Data shown: Begin

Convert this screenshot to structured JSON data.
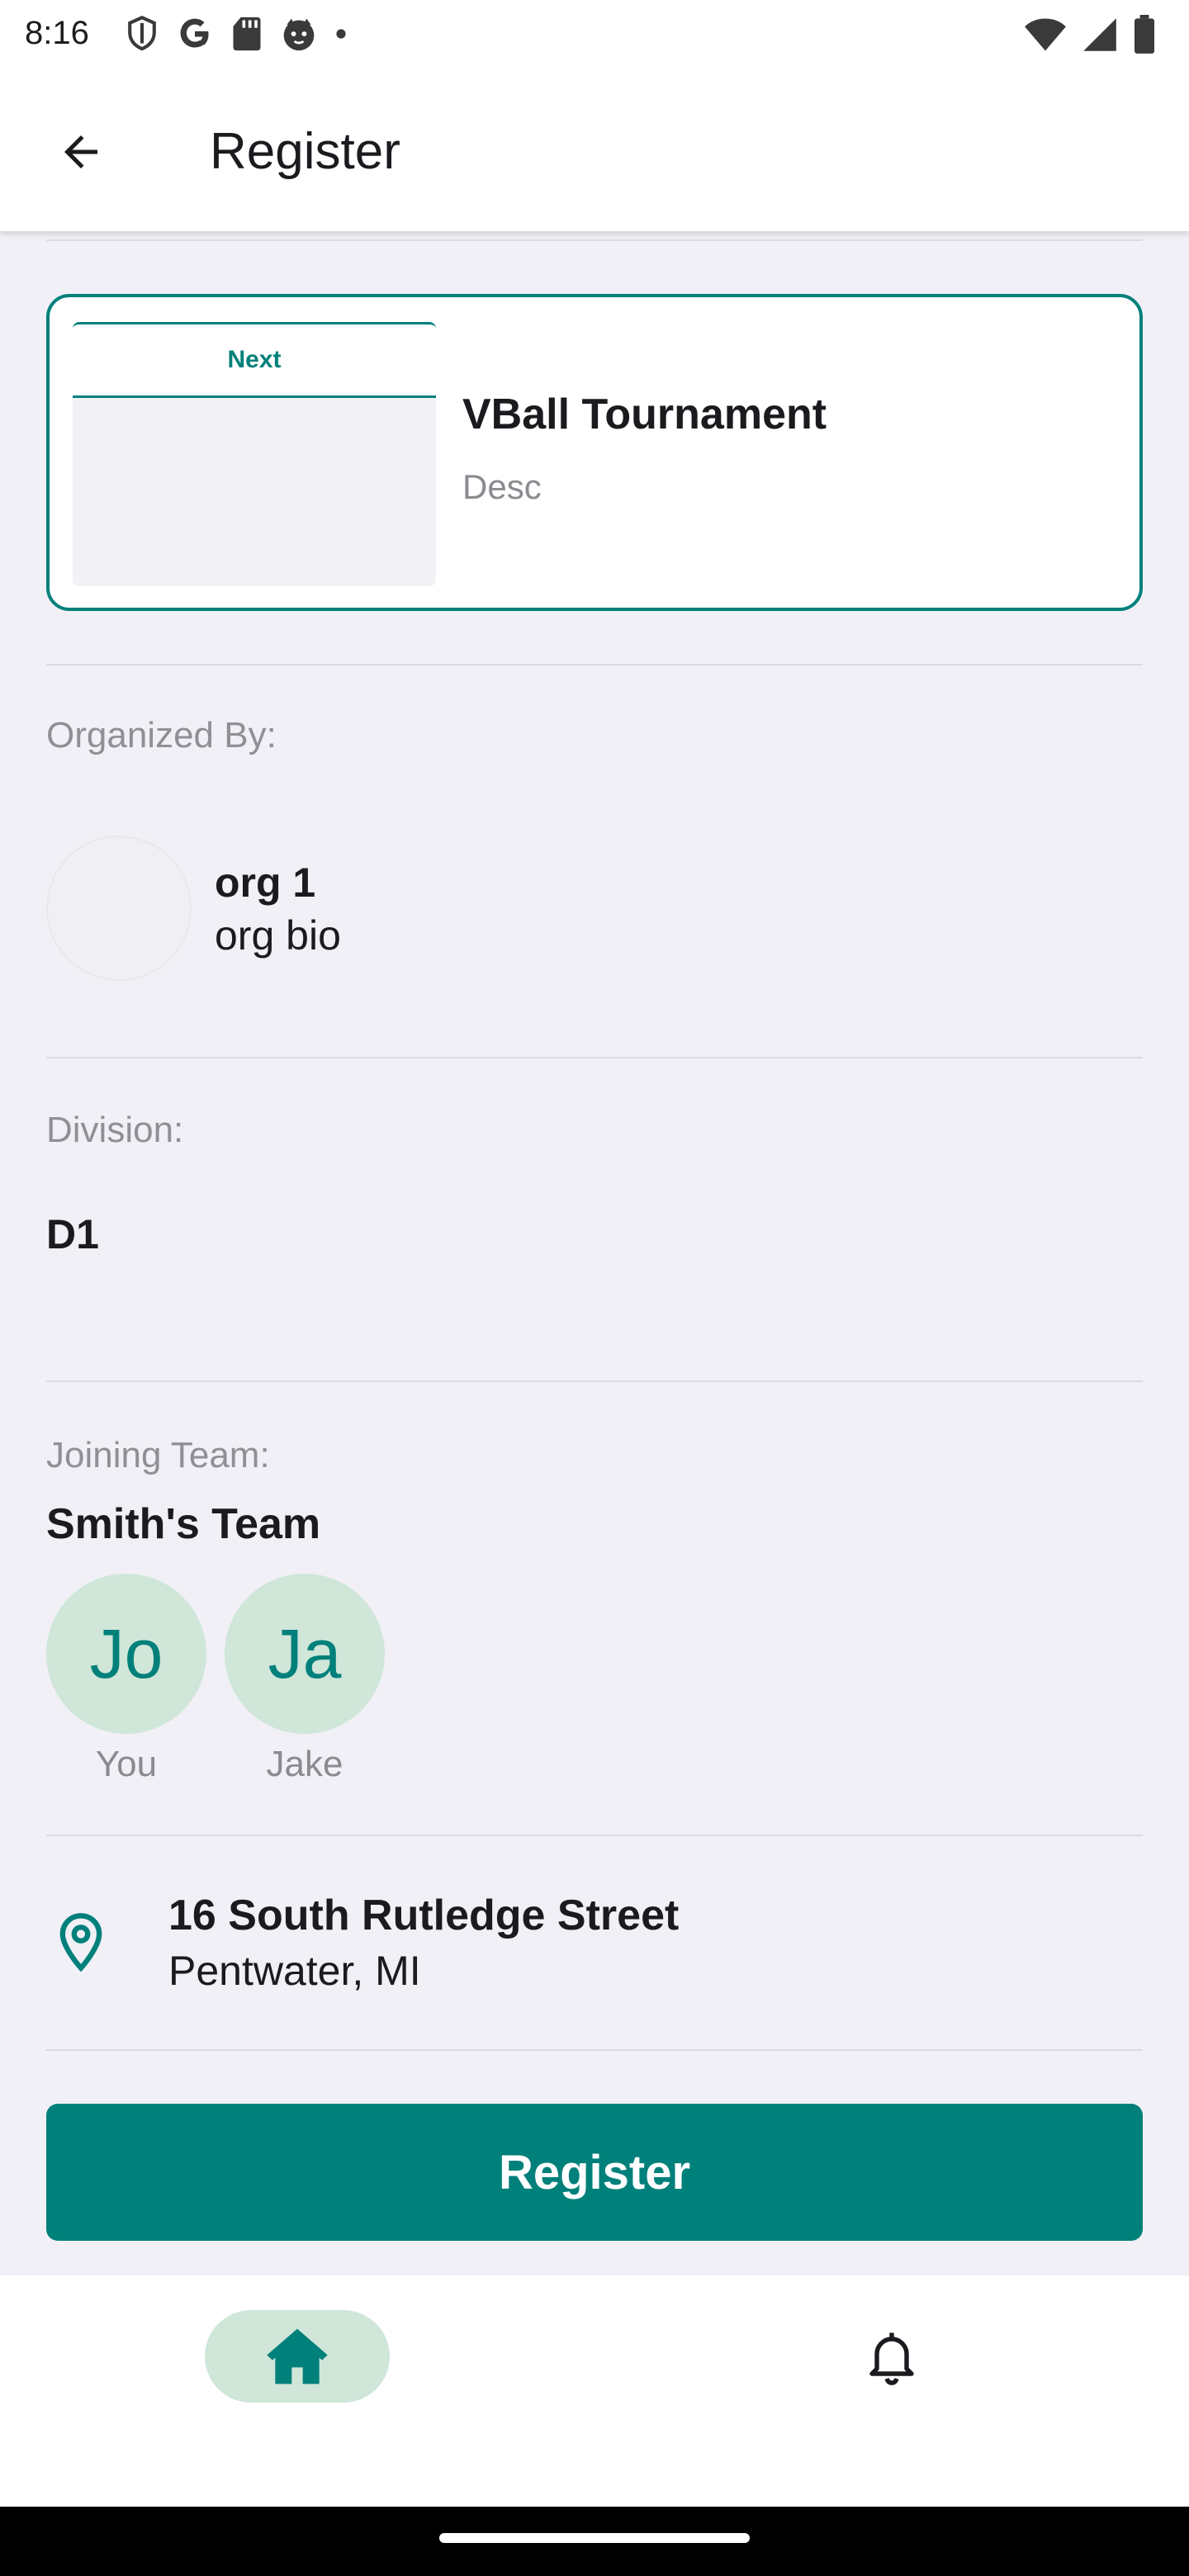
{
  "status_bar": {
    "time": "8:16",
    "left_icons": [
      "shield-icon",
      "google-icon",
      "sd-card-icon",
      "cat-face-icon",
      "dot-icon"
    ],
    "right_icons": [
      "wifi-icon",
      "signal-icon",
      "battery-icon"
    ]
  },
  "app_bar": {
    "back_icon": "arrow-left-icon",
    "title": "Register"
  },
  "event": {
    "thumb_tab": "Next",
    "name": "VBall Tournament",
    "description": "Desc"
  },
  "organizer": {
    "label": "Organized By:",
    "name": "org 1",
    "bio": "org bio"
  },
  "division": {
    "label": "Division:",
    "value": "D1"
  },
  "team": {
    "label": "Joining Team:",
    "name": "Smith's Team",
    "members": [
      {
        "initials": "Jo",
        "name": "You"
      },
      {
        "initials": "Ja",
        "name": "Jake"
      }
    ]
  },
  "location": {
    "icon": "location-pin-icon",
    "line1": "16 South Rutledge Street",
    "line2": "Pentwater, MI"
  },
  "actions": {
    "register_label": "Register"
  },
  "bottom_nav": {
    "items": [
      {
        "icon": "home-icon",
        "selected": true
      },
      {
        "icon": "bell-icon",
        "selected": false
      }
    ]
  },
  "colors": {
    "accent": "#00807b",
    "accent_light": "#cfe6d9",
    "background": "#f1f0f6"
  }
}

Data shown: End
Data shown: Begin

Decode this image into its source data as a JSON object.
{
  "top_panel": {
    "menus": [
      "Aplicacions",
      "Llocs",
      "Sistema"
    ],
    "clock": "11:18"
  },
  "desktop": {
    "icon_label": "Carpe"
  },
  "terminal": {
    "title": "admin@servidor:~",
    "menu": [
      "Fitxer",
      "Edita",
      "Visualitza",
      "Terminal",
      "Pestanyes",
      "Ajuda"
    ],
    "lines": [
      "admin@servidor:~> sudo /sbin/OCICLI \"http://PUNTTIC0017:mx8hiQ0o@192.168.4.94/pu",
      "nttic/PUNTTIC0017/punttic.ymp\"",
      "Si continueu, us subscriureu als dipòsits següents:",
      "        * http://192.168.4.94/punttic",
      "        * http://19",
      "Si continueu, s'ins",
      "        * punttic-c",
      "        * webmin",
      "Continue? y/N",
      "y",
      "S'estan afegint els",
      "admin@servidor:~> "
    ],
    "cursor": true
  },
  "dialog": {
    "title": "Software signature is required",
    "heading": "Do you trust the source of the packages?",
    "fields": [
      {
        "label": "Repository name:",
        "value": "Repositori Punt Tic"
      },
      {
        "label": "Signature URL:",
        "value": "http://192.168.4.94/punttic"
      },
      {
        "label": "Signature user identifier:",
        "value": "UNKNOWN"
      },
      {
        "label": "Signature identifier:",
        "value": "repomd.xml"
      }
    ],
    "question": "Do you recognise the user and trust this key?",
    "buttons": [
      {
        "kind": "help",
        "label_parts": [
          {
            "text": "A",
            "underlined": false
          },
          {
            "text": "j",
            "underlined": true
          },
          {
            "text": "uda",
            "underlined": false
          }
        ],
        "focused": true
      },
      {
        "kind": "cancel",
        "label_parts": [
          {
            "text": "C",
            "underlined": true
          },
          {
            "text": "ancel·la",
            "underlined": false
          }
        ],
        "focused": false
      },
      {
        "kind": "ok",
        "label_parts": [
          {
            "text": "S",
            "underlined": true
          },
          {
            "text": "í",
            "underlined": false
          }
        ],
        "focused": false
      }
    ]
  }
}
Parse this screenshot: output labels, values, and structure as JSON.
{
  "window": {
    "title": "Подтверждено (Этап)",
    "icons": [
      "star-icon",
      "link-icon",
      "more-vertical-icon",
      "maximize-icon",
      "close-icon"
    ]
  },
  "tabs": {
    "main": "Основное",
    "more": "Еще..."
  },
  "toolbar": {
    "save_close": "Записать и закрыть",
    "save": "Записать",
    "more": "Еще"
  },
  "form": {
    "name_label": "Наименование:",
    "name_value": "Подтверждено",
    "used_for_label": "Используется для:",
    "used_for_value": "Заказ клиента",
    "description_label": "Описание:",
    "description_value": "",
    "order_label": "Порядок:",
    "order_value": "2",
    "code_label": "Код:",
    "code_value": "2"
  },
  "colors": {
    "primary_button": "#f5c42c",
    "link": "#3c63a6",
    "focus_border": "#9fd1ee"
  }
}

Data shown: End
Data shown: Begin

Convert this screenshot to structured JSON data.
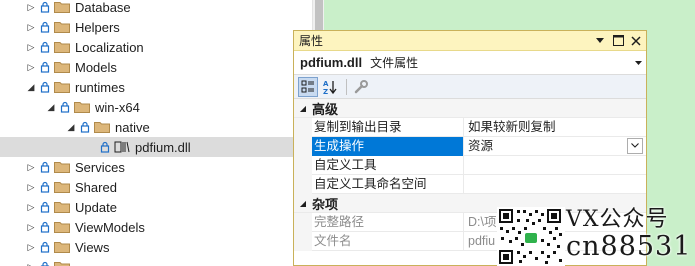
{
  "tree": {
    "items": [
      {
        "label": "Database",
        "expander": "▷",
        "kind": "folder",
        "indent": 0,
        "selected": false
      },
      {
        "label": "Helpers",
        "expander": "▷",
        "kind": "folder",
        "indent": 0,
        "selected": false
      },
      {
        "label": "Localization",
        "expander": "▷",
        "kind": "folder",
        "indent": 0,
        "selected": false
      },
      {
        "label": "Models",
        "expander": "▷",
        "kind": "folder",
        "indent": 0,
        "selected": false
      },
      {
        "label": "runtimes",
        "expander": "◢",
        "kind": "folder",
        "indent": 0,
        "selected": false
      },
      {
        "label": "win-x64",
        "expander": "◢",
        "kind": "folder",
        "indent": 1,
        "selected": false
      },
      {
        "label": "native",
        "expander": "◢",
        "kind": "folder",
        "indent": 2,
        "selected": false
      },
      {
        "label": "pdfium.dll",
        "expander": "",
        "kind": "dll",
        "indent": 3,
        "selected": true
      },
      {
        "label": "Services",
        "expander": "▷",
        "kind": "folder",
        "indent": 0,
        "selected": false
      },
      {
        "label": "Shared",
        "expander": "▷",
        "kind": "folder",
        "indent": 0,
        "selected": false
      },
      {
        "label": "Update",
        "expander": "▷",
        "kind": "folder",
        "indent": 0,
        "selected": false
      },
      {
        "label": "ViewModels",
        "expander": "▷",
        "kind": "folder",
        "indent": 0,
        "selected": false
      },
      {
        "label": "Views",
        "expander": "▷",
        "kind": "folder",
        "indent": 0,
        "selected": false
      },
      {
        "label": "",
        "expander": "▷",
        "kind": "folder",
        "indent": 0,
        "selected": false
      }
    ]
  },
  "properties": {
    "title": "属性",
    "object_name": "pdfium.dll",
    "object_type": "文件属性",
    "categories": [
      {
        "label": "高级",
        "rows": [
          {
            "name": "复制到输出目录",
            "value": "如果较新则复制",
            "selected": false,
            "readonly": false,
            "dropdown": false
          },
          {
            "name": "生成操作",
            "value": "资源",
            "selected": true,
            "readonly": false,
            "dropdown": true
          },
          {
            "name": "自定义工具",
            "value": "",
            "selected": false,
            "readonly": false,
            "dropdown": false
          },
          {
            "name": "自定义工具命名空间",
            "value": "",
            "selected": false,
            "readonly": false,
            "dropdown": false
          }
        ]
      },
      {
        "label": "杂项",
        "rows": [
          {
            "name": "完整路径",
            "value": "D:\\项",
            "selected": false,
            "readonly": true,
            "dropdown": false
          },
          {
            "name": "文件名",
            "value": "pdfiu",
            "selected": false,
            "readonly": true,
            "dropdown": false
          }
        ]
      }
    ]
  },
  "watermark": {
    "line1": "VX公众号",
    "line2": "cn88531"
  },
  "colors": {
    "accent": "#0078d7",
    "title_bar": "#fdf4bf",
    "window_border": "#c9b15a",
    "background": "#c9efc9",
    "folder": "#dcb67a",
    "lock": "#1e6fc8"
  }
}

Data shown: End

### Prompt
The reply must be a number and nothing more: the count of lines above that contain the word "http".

### Response area
4